== EXERCISE OBJECTIVE ==
Take the listing and print it in full, exactly as given.

RECORDS SHOWN below:

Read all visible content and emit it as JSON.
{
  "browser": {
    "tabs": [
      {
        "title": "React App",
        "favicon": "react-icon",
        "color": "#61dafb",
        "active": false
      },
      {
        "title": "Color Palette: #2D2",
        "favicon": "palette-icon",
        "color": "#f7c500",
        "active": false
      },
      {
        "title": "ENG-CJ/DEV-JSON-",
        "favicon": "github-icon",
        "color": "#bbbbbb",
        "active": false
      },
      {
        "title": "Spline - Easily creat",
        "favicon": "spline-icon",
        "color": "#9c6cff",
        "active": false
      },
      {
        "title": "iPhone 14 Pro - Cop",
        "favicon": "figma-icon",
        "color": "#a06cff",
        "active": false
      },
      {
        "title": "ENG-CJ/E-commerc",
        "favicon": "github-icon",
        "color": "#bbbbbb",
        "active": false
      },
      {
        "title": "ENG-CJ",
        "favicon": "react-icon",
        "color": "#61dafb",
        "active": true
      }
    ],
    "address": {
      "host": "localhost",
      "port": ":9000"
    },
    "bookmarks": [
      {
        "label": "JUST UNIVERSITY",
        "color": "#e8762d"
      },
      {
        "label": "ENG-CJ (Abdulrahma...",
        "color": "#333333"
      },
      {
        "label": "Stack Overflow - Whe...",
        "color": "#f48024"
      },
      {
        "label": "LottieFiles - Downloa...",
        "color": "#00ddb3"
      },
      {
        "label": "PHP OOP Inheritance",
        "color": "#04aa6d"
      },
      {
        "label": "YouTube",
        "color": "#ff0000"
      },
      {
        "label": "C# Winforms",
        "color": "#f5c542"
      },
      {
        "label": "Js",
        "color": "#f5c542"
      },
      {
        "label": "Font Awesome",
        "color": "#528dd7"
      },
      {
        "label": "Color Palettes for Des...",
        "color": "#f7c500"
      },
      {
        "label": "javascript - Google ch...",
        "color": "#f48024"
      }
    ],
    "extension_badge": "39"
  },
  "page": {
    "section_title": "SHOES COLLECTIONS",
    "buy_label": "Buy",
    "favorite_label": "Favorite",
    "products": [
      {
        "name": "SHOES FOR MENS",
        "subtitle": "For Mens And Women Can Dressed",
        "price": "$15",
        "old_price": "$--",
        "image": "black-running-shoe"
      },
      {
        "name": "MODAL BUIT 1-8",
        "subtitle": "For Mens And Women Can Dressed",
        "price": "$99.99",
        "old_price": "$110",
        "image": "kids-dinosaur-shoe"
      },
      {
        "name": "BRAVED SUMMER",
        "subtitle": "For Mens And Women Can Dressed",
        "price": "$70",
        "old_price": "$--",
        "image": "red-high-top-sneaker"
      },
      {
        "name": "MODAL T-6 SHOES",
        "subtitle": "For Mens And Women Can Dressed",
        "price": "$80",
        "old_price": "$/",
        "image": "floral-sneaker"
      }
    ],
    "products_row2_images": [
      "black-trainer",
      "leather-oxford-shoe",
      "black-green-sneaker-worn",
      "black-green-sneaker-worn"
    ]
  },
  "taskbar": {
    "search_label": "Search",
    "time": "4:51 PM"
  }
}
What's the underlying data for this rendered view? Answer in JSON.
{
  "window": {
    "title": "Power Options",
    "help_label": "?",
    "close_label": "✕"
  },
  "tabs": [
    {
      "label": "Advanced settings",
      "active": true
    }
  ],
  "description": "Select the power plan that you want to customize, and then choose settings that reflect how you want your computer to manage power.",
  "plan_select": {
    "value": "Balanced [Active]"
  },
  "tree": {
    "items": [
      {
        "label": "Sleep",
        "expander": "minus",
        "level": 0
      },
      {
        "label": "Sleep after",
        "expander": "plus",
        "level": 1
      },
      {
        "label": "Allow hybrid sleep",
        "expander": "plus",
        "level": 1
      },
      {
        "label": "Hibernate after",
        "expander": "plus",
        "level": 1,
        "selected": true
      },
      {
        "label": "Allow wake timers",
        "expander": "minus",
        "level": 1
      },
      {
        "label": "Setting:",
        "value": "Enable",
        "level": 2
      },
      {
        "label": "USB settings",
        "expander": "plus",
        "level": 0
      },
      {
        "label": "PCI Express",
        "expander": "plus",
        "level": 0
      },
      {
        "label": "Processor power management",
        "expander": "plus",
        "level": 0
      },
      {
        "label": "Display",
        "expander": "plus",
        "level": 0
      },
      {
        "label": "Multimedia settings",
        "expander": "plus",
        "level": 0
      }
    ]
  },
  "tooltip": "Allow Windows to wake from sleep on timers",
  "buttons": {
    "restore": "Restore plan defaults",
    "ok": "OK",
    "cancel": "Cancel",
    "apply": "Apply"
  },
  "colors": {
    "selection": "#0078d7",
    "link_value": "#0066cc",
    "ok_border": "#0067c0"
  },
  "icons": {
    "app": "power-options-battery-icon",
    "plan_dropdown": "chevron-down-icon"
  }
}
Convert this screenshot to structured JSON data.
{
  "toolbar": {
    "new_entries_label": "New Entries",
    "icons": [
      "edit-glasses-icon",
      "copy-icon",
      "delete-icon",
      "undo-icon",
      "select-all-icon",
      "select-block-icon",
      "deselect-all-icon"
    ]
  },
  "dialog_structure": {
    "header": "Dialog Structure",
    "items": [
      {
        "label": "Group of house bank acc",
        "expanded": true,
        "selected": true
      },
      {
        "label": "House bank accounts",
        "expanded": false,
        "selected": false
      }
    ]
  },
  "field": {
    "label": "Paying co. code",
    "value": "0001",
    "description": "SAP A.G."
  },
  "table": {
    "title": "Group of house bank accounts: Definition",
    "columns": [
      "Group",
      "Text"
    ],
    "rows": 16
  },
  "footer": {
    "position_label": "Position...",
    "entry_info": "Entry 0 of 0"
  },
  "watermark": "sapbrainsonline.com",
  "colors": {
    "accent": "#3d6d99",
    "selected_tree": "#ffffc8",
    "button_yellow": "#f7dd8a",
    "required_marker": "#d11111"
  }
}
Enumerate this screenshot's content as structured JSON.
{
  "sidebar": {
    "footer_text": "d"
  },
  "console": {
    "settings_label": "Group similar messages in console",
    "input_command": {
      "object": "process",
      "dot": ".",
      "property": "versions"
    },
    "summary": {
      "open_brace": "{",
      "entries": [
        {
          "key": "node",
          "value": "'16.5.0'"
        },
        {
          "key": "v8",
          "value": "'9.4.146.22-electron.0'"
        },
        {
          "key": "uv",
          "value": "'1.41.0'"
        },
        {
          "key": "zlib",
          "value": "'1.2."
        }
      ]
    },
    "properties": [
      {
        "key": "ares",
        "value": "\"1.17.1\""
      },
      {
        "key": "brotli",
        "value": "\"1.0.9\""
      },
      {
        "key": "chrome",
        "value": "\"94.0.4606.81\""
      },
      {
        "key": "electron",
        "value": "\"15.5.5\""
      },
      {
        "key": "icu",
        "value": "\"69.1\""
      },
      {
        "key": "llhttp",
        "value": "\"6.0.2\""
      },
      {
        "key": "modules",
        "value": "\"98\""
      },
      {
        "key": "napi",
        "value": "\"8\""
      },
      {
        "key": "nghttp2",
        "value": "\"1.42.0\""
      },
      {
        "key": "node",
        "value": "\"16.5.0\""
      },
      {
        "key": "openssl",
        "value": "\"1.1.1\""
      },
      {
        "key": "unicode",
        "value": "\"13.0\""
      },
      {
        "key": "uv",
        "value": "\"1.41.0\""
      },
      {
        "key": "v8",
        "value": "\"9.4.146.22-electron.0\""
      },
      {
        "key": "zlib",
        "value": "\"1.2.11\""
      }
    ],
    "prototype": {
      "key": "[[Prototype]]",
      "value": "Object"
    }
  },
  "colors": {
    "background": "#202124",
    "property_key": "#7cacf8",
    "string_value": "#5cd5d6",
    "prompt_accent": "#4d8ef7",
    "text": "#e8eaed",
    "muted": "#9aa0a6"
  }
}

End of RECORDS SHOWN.

== SOLUTION FOR THIS EXERCISE ==
Read all visible content and emit it as JSON.
{
  "browser": {
    "tabs": [
      {
        "title": "React App",
        "favicon": "react-icon",
        "color": "#61dafb",
        "active": false
      },
      {
        "title": "Color Palette: #2D2",
        "favicon": "palette-icon",
        "color": "#f7c500",
        "active": false
      },
      {
        "title": "ENG-CJ/DEV-JSON-",
        "favicon": "github-icon",
        "color": "#bbbbbb",
        "active": false
      },
      {
        "title": "Spline - Easily creat",
        "favicon": "spline-icon",
        "color": "#9c6cff",
        "active": false
      },
      {
        "title": "iPhone 14 Pro - Cop",
        "favicon": "figma-icon",
        "color": "#a06cff",
        "active": false
      },
      {
        "title": "ENG-CJ/E-commerc",
        "favicon": "github-icon",
        "color": "#bbbbbb",
        "active": false
      },
      {
        "title": "ENG-CJ",
        "favicon": "react-icon",
        "color": "#61dafb",
        "active": true
      }
    ],
    "address": {
      "host": "localhost",
      "port": ":9000"
    },
    "bookmarks": [
      {
        "label": "JUST UNIVERSITY",
        "color": "#e8762d"
      },
      {
        "label": "ENG-CJ (Abdulrahma...",
        "color": "#333333"
      },
      {
        "label": "Stack Overflow - Whe...",
        "color": "#f48024"
      },
      {
        "label": "LottieFiles - Downloa...",
        "color": "#00ddb3"
      },
      {
        "label": "PHP OOP Inheritance",
        "color": "#04aa6d"
      },
      {
        "label": "YouTube",
        "color": "#ff0000"
      },
      {
        "label": "C# Winforms",
        "color": "#f5c542"
      },
      {
        "label": "Js",
        "color": "#f5c542"
      },
      {
        "label": "Font Awesome",
        "color": "#528dd7"
      },
      {
        "label": "Color Palettes for Des...",
        "color": "#f7c500"
      },
      {
        "label": "javascript - Google ch...",
        "color": "#f48024"
      }
    ],
    "extension_badge": "39"
  },
  "page": {
    "section_title": "SHOES COLLECTIONS",
    "buy_label": "Buy",
    "favorite_label": "Favorite",
    "products": [
      {
        "name": "SHOES FOR MENS",
        "subtitle": "For Mens And Women Can Dressed",
        "price": "$15",
        "old_price": "$--",
        "image": "black-running-shoe"
      },
      {
        "name": "MODAL BUIT 1-8",
        "subtitle": "For Mens And Women Can Dressed",
        "price": "$99.99",
        "old_price": "$110",
        "image": "kids-dinosaur-shoe"
      },
      {
        "name": "BRAVED SUMMER",
        "subtitle": "For Mens And Women Can Dressed",
        "price": "$70",
        "old_price": "$--",
        "image": "red-high-top-sneaker"
      },
      {
        "name": "MODAL T-6 SHOES",
        "subtitle": "For Mens And Women Can Dressed",
        "price": "$80",
        "old_price": "$/",
        "image": "floral-sneaker"
      }
    ],
    "products_row2_images": [
      "black-trainer",
      "leather-oxford-shoe",
      "black-green-sneaker-worn",
      "black-green-sneaker-worn"
    ]
  },
  "taskbar": {
    "search_label": "Search",
    "time": "4:51 PM"
  }
}
What's the underlying data for this rendered view? Answer in JSON.
{
  "window": {
    "title": "Power Options",
    "help_label": "?",
    "close_label": "✕"
  },
  "tabs": [
    {
      "label": "Advanced settings",
      "active": true
    }
  ],
  "description": "Select the power plan that you want to customize, and then choose settings that reflect how you want your computer to manage power.",
  "plan_select": {
    "value": "Balanced [Active]"
  },
  "tree": {
    "items": [
      {
        "label": "Sleep",
        "expander": "minus",
        "level": 0
      },
      {
        "label": "Sleep after",
        "expander": "plus",
        "level": 1
      },
      {
        "label": "Allow hybrid sleep",
        "expander": "plus",
        "level": 1
      },
      {
        "label": "Hibernate after",
        "expander": "plus",
        "level": 1,
        "selected": true
      },
      {
        "label": "Allow wake timers",
        "expander": "minus",
        "level": 1
      },
      {
        "label": "Setting:",
        "value": "Enable",
        "level": 2
      },
      {
        "label": "USB settings",
        "expander": "plus",
        "level": 0
      },
      {
        "label": "PCI Express",
        "expander": "plus",
        "level": 0
      },
      {
        "label": "Processor power management",
        "expander": "plus",
        "level": 0
      },
      {
        "label": "Display",
        "expander": "plus",
        "level": 0
      },
      {
        "label": "Multimedia settings",
        "expander": "plus",
        "level": 0
      }
    ]
  },
  "tooltip": "Allow Windows to wake from sleep on timers",
  "buttons": {
    "restore": "Restore plan defaults",
    "ok": "OK",
    "cancel": "Cancel",
    "apply": "Apply"
  },
  "colors": {
    "selection": "#0078d7",
    "link_value": "#0066cc",
    "ok_border": "#0067c0"
  },
  "icons": {
    "app": "power-options-battery-icon",
    "plan_dropdown": "chevron-down-icon"
  }
}
Convert this screenshot to structured JSON data.
{
  "toolbar": {
    "new_entries_label": "New Entries",
    "icons": [
      "edit-glasses-icon",
      "copy-icon",
      "delete-icon",
      "undo-icon",
      "select-all-icon",
      "select-block-icon",
      "deselect-all-icon"
    ]
  },
  "dialog_structure": {
    "header": "Dialog Structure",
    "items": [
      {
        "label": "Group of house bank acc",
        "expanded": true,
        "selected": true
      },
      {
        "label": "House bank accounts",
        "expanded": false,
        "selected": false
      }
    ]
  },
  "field": {
    "label": "Paying co. code",
    "value": "0001",
    "description": "SAP A.G."
  },
  "table": {
    "title": "Group of house bank accounts: Definition",
    "columns": [
      "Group",
      "Text"
    ],
    "rows": 16
  },
  "footer": {
    "position_label": "Position...",
    "entry_info": "Entry 0 of 0"
  },
  "watermark": "sapbrainsonline.com",
  "colors": {
    "accent": "#3d6d99",
    "selected_tree": "#ffffc8",
    "button_yellow": "#f7dd8a",
    "required_marker": "#d11111"
  }
}
Enumerate this screenshot's content as structured JSON.
{
  "sidebar": {
    "footer_text": "d"
  },
  "console": {
    "settings_label": "Group similar messages in console",
    "input_command": {
      "object": "process",
      "dot": ".",
      "property": "versions"
    },
    "summary": {
      "open_brace": "{",
      "entries": [
        {
          "key": "node",
          "value": "'16.5.0'"
        },
        {
          "key": "v8",
          "value": "'9.4.146.22-electron.0'"
        },
        {
          "key": "uv",
          "value": "'1.41.0'"
        },
        {
          "key": "zlib",
          "value": "'1.2."
        }
      ]
    },
    "properties": [
      {
        "key": "ares",
        "value": "\"1.17.1\""
      },
      {
        "key": "brotli",
        "value": "\"1.0.9\""
      },
      {
        "key": "chrome",
        "value": "\"94.0.4606.81\""
      },
      {
        "key": "electron",
        "value": "\"15.5.5\""
      },
      {
        "key": "icu",
        "value": "\"69.1\""
      },
      {
        "key": "llhttp",
        "value": "\"6.0.2\""
      },
      {
        "key": "modules",
        "value": "\"98\""
      },
      {
        "key": "napi",
        "value": "\"8\""
      },
      {
        "key": "nghttp2",
        "value": "\"1.42.0\""
      },
      {
        "key": "node",
        "value": "\"16.5.0\""
      },
      {
        "key": "openssl",
        "value": "\"1.1.1\""
      },
      {
        "key": "unicode",
        "value": "\"13.0\""
      },
      {
        "key": "uv",
        "value": "\"1.41.0\""
      },
      {
        "key": "v8",
        "value": "\"9.4.146.22-electron.0\""
      },
      {
        "key": "zlib",
        "value": "\"1.2.11\""
      }
    ],
    "prototype": {
      "key": "[[Prototype]]",
      "value": "Object"
    }
  },
  "colors": {
    "background": "#202124",
    "property_key": "#7cacf8",
    "string_value": "#5cd5d6",
    "prompt_accent": "#4d8ef7",
    "text": "#e8eaed",
    "muted": "#9aa0a6"
  }
}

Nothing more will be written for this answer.